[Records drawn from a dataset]
------------------------------------------------------------
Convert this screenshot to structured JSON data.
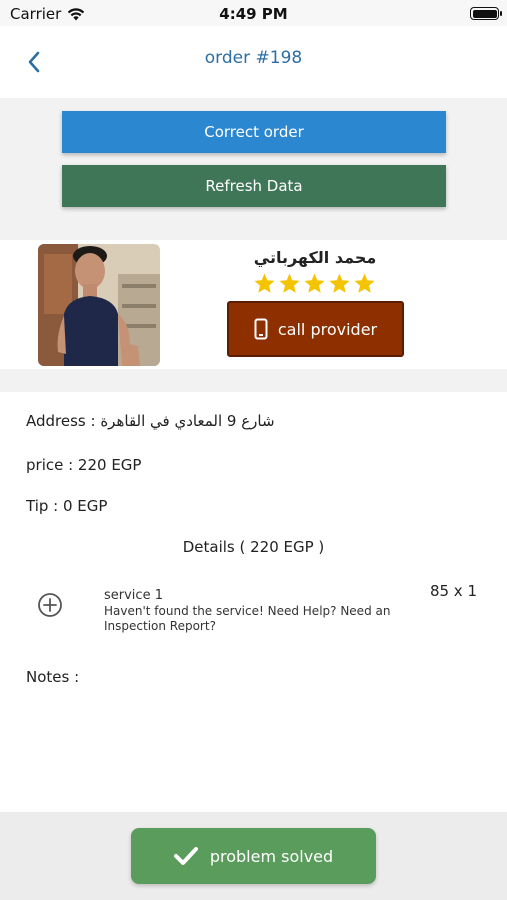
{
  "status_bar": {
    "carrier": "Carrier",
    "time": "4:49 PM"
  },
  "nav": {
    "title": "order #198"
  },
  "actions": {
    "correct_label": "Correct order",
    "refresh_label": "Refresh Data"
  },
  "provider": {
    "name": "محمد الكهرباتي",
    "rating": 5,
    "call_label": "call provider"
  },
  "order": {
    "address_line": "Address : شارع 9 المعادي في القاهرة",
    "price_line": "price : 220 EGP",
    "tip_line": "Tip : 0 EGP",
    "details_heading": "Details ( 220 EGP )",
    "services": [
      {
        "name": "service 1",
        "help": "Haven't found the service! Need Help? Need an Inspection Report?",
        "quantity": "85 x 1"
      }
    ],
    "notes_label": "Notes :"
  },
  "footer": {
    "solved_label": "problem solved"
  },
  "colors": {
    "accent_blue": "#2b87d0",
    "refresh_green": "#3f7658",
    "call_brown": "#8e2f00",
    "star_yellow": "#f5c400",
    "solved_green": "#5a9c5c"
  }
}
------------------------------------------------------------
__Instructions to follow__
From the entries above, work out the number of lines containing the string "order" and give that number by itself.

__Task output__
3